I used to look at spring rainstorms as beautiful events, bringing out the bright green hues of new foliage across the garden and vineyard.  This years monsoon spring has changed the way I feel about rain being a nourishing act of God.

Thanks to rain, much of the road between the vines has been wiped out and part of the creek has eroded and endangered a parcel of Grenache grapes.  This week we have been playing catch up trying to stave off my two new enemies: the funky funguses Mildew and Oidium.

Yesterday I found we have traces of mildew all over the property and horrible odium on our Carignan grapes.
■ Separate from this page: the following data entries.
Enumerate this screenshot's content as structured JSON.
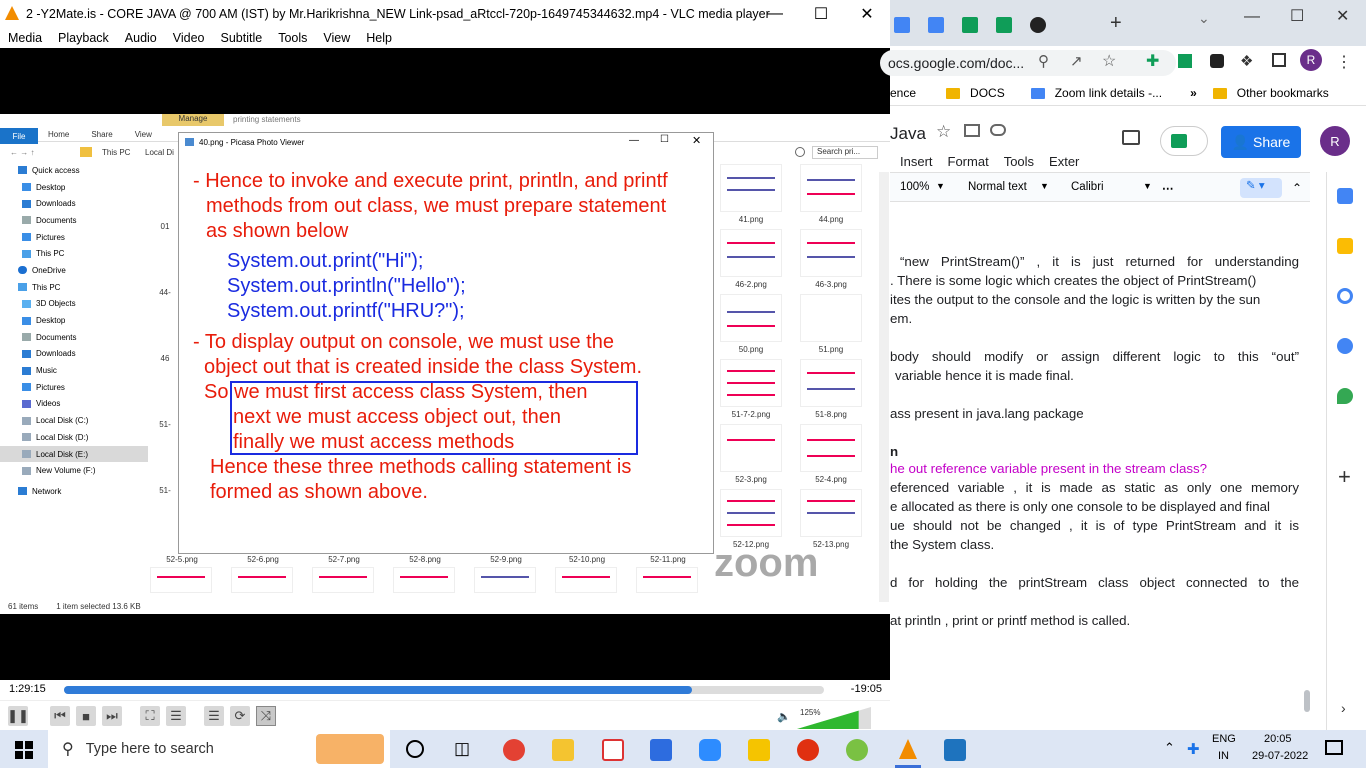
{
  "vlc": {
    "title": "2 -Y2Mate.is - CORE JAVA @ 700 AM (IST) by Mr.Harikrishna_NEW Link-psad_aRtccl-720p-1649745344632.mp4 - VLC media player",
    "menu": [
      "Media",
      "Playback",
      "Audio",
      "Video",
      "Subtitle",
      "Tools",
      "View",
      "Help"
    ],
    "elapsed": "1:29:15",
    "remaining": "-19:05",
    "progress": 0.826,
    "volume_label": "125%",
    "volume": 1.25
  },
  "explorer": {
    "manage_tab": "Manage",
    "context_title": "printing statements",
    "ribbon_tabs": [
      "File",
      "Home",
      "Share",
      "View"
    ],
    "address": [
      "This PC",
      "Local Di"
    ],
    "search_placeholder": "Search pri...",
    "nav": [
      "Quick access",
      "Desktop",
      "Downloads",
      "Documents",
      "Pictures",
      "This PC",
      "OneDrive",
      "This PC",
      "3D Objects",
      "Desktop",
      "Documents",
      "Downloads",
      "Music",
      "Pictures",
      "Videos",
      "Local Disk (C:)",
      "Local Disk (D:)",
      "Local Disk (E:)",
      "New Volume (F:)",
      "Network"
    ],
    "right_thumbs": [
      "41.png",
      "44.png",
      "46-2.png",
      "46-3.png",
      "50.png",
      "51.png",
      "51-7-2.png",
      "51-8.png",
      "52-3.png",
      "52-4.png",
      "52-12.png",
      "52-13.png"
    ],
    "left_labels": [
      "01",
      "44-",
      "46",
      "51-",
      "51-"
    ],
    "bottom_labels": [
      "52-5.png",
      "52-6.png",
      "52-7.png",
      "52-8.png",
      "52-9.png",
      "52-10.png",
      "52-11.png"
    ],
    "status_items": "61 items",
    "status_selected": "1 item selected  13.6 KB"
  },
  "picasa": {
    "title": "40.png - Picasa Photo Viewer",
    "lines": [
      "- Hence to invoke and execute print, println, and printf",
      "methods from out class, we must prepare statement",
      "as shown below",
      "System.out.print(\"Hi\");",
      "System.out.println(\"Hello\");",
      "System.out.printf(\"HRU?\");",
      "- To display output on console, we must use the",
      "object out that is created inside the class System.",
      "So we must first access class System, then",
      "next we must access object out, then",
      "finally we must access methods",
      "Hence these three methods calling statement is",
      "formed as shown above."
    ]
  },
  "watermark": "zoom",
  "chrome": {
    "url": "ocs.google.com/doc...",
    "bookmarks": [
      "ence",
      "DOCS",
      "Zoom link details -...",
      "Other bookmarks"
    ],
    "profile": "R"
  },
  "gdoc": {
    "title": "Java",
    "menu": [
      "Insert",
      "Format",
      "Tools",
      "Exter"
    ],
    "share": "Share",
    "zoom": "100%",
    "style": "Normal text",
    "font": "Calibri",
    "lines": [
      "“new PrintStream()” , it is just returned for understanding",
      ". There is some logic which creates the object of PrintStream()",
      "ites the output to the console and the logic is written by the sun",
      "em.",
      "body should modify or assign different logic to this “out”",
      "variable  hence it is made final.",
      "ass present in java.lang package",
      "n",
      "he out reference variable present in the stream class?",
      "eferenced variable ,  it is made as static as only one memory",
      "e allocated as there is only one console to be displayed and final",
      "ue should not be changed , it is of type PrintStream and it is",
      "the System class.",
      "d for holding the printStream class object connected to the",
      "at println , print or printf method is called."
    ]
  },
  "taskbar": {
    "search_placeholder": "Type here to search",
    "lang": "ENG",
    "region": "IN",
    "time": "20:05",
    "date": "29-07-2022"
  }
}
In France when you want to go “bio” or convert to organic farming you are allowed to spray your vines with only two products:  “la bouillie bordelaise” known in English as Bordeaux mixture, and sulphur.

Bordeaux mixture is sprayed on vines using machines, and it is bright blue in color.  Not really organic, but the mixture contains mostly copper sulfate and lime (known in French as “chaux”).

The problem is that each time it rains, you have to start from zero and spray all the vines again.  This year it has been raining non-stop, and even hailed yesterday.  Between the rainstorms the ground stays too muddy and the tractor cannot get through the vines.

So my new BFF is now mildew, and I am afraid he is here to stay.